Got up at 6 a.m. Sunday (5 central time!) to ride my bike to Antiques on the Bluff in St. Joe to help Jan and Mark set up. They had things pretty well in hand. The event was huge. And the nice thing is the rain held off.
Mark and Jan go to quite a few of these shows and know many of the other dealers. It is a guild of sorts.
Anyway, Mark told me they know of one woman who gives her pieces a made-up provenance. She’ll tell her customers, Oh I got that piece out of an old barn.
While this isn’t exactly true it isn’t exactly a lie. It most likely did come from a barn and since it is an antique it, of course, came from an old barn.
It would be false advertising to claim it came out of Napoleon’s barn.
The point is: Customers want a story. Yes, they are buying an old pulley, but they know it is more than that; they are buying history.
As a writer and memoirist, I know this as well.

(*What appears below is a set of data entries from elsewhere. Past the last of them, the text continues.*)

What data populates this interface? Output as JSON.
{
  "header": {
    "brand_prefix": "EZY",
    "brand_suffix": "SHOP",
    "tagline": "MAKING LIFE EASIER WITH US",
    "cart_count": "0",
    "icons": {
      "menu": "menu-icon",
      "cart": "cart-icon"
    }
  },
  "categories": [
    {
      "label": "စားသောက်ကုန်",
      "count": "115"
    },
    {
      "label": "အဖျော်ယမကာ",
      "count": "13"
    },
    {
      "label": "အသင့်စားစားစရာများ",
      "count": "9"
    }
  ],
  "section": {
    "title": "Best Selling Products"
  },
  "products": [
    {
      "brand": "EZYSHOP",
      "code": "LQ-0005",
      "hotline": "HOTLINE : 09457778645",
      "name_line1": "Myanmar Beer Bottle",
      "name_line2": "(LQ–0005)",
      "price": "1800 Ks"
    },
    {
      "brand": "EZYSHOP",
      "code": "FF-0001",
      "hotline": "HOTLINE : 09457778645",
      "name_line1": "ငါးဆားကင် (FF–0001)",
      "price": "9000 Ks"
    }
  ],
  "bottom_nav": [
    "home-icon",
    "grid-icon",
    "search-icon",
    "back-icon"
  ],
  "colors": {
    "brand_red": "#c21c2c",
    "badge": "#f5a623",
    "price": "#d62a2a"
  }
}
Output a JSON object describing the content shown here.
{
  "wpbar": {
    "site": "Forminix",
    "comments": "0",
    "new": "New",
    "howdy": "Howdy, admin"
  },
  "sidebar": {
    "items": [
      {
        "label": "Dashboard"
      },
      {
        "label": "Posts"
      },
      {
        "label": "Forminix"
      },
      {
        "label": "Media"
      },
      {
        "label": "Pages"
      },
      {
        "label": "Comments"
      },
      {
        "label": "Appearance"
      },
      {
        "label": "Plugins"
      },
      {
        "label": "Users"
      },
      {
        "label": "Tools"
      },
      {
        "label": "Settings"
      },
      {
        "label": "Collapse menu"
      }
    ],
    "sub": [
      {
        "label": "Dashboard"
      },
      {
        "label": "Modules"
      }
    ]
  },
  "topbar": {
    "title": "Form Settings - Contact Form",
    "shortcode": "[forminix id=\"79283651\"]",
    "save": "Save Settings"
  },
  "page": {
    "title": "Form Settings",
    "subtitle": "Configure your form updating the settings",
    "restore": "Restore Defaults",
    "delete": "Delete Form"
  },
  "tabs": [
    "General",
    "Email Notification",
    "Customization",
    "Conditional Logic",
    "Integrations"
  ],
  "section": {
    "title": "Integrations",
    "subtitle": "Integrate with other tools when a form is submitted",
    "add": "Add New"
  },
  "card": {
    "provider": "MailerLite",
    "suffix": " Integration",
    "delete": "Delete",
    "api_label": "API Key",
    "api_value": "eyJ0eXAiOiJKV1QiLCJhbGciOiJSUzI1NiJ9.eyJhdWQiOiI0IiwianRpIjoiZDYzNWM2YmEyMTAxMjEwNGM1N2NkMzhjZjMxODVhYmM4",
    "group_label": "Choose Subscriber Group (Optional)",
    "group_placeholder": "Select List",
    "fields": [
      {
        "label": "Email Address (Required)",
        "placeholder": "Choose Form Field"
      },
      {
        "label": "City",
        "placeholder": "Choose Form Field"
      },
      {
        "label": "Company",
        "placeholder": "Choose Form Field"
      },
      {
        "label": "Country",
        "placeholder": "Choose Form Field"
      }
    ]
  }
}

We can get caught up with how something actually happened and miss the story—or we can lose the exact details and tell a fun story.
Now if you buy this—then I have a pulley for you that once belonged to Napoleon Bonaparte.